She tried the library. The problem was that she couldn’t listen with earphones that shut out all other sound and left her even more alone than alone. But other people looked at her with disapproving judgement and the librarian came over to tell her to use earphones or stop playing or leave.

She left.

She tried the coffee shop but still those looks. When the second person asked her to turn down the volume or use earphones or leave, she left.

She tried her gym. Just a few others sat in the lounge area in the chairs in front of the fake fire or at the small tables along the back wall. But it was a busy place. Right inside the door, before the registration desk, in front of the café area, across from the Kid Zone. Busy, noisy, people talking, walking, answering the phone, paging trainers, asking questions. Surely here. She sat in one of the chairs and started to play his last composition. His unfinished what? – not symphony.
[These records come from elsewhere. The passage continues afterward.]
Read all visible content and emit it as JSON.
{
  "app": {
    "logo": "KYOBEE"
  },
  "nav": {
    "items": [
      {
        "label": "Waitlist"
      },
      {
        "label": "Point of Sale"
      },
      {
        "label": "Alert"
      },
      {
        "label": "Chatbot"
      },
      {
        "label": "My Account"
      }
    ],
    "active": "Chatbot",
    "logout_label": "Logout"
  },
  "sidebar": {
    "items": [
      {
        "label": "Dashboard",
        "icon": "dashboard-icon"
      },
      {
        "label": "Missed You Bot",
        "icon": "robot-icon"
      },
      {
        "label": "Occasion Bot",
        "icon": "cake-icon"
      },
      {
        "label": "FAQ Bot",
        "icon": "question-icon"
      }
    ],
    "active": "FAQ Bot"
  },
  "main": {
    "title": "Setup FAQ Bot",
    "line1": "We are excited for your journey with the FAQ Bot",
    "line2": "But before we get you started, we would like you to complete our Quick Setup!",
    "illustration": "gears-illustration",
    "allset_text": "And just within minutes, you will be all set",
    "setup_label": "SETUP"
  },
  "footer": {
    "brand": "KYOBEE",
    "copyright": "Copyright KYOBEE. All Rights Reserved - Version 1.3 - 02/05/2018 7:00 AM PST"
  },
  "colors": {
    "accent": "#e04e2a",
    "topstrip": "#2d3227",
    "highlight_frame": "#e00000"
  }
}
A weird piece with Eastern overtones and a heavy almost mournful…

“I’m sorry, but could you please turn that down? Or use earphones. It’s just too loud for me to concentrate,” asked – but really demanded – the assertive young woman now standing next to her. Where had she come from?

She smiled a weak smile at the seemingly polite young woman and turned the music off. Closed her eyes and just sat until she felt movement next to her. An older woman sat down in the nearby chair, gave her a soft smile.

“Maybe,” she thought, “maybe she is more tolerant – or more hard of hearing.”

She turned the sound down a bit and restarted the music. The young woman came quickly from the table behind her.

“I’m sorry, but that is still too loud. You sh…”

“OK, you win,” she said angrily to the empty too-full world, as she turned off the music and fled before she sobbed her too loud sobs.

Summer Stream

I sit on a wooden stool in the corner of the yoga platform Woody built for me in the very backest corner of the back shade garden. May has barely come yet already the air sits with summer heaviness around me. My vision is green filtered. I hear the stream, not a brook, just a stream, that now flows from one side of the garden to the pond that is on the other side, just before the barn-red garden shed with moss growing on the roof. Our stream – and it is just ours, beginning and ending its life on our property – our stream flows over and around and alongside Woody’s rocks. He told me once that he thought he had moved each rock at least four times: once into the van from wherever he found it, once out of the van into the back that was truly then just an English yard and not yet a garden, once into position where he wanted it, and again into position where he liked it better. He dug the pond bed and the stream bed. He laid the pipe and the liner and installed pump and filter, he positioned the rocks and he planted the plants and young trees, all under and within the secret shaded space between the rising spruces. All carefully planned so that, sitting here in early summer, I would see, hear, smell, feel, know only nature’s beauty. Flowering rhododendron, fading Lenten roses, fiddlehead ferns, vinca, other plants whose names I never remember despite his patiently repeated namings, leafing redbuds, flowing stream. And so I do, I see nature not conformed but transformed. And I also see Woody, not in a grain of sand or in the palm of my hand, but invisibly here.

Two for Fun

In Honor of Dorothy Parker

One perfect verse
She wrote one perfect verse.
Why is it, do you suppose,
I can never manage
Even one perfect curse?


Rhyming Time

Once upon a time
I wrote a silly rhyme
When I heard a soft chime
While I rubbed a silver dime
As I sucked a sprig of thyme
After I washed away some grime
And I squeezed a sour lime
Then I danced a silent mime
Because I solved a secret crime
Once upon a time.